ABOUT THIS TASK
List, from the lines below, each one with "JSON" in it.

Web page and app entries
● ● ● ●
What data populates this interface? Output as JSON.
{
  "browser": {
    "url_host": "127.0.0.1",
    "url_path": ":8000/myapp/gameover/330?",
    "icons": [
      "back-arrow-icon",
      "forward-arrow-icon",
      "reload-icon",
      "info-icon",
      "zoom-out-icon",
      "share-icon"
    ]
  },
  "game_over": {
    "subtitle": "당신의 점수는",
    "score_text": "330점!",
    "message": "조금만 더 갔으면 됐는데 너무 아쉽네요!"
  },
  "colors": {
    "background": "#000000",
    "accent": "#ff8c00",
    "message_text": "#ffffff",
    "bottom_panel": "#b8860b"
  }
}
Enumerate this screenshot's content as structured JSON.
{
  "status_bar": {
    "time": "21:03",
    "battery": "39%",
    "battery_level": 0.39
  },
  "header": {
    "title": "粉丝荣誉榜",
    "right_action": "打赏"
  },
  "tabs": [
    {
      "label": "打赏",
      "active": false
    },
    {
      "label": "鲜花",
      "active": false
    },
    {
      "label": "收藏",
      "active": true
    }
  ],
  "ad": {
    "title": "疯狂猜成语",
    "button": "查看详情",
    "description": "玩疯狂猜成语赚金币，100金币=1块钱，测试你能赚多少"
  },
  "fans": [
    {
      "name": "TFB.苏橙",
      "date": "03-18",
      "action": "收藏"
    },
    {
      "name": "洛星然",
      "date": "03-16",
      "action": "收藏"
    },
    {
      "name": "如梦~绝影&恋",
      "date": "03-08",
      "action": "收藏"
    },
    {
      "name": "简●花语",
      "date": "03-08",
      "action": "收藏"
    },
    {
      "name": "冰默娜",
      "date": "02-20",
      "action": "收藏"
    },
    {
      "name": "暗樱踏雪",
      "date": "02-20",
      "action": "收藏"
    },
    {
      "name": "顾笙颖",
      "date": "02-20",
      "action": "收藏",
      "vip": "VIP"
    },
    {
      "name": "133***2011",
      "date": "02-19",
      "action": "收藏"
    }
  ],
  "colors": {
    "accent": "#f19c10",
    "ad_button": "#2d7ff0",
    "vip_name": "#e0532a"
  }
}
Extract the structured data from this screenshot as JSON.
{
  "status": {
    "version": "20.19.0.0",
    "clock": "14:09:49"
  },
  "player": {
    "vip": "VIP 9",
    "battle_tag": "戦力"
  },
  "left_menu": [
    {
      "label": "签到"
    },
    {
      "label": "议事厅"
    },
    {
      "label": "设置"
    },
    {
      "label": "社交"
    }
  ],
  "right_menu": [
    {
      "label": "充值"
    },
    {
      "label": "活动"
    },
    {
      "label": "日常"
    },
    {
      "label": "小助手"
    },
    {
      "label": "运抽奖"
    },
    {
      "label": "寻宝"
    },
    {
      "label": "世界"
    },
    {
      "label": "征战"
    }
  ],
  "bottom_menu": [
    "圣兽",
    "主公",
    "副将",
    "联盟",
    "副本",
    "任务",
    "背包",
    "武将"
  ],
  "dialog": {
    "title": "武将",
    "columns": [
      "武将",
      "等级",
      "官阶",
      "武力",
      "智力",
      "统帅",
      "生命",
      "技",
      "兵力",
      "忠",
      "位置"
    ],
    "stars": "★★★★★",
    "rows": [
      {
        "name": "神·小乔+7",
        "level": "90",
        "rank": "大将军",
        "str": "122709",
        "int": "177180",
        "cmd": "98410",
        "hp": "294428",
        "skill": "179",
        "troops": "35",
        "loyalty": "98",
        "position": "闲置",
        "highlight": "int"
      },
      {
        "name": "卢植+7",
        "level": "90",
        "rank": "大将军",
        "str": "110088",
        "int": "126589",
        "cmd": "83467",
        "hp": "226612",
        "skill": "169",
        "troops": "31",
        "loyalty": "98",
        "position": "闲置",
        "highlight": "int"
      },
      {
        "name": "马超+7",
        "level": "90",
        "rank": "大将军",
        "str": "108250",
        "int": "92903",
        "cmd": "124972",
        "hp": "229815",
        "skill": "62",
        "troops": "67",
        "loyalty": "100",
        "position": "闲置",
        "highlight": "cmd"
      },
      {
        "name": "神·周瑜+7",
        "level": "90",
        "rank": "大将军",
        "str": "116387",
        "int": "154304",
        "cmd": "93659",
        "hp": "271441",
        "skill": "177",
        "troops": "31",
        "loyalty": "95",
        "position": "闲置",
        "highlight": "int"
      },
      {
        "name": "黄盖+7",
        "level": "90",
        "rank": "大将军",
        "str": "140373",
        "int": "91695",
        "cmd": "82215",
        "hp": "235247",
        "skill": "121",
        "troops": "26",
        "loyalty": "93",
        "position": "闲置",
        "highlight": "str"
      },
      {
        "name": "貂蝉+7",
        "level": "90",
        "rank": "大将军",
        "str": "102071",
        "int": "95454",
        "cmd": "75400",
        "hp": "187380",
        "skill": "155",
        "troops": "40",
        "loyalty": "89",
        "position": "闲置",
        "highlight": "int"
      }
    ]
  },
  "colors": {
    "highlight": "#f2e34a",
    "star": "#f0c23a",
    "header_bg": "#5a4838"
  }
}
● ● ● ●
RESULT FOR THIS TASK
What data populates this interface? Output as JSON.
Enumerate this screenshot's content as structured JSON.
Extract the structured data from this screenshot as JSON.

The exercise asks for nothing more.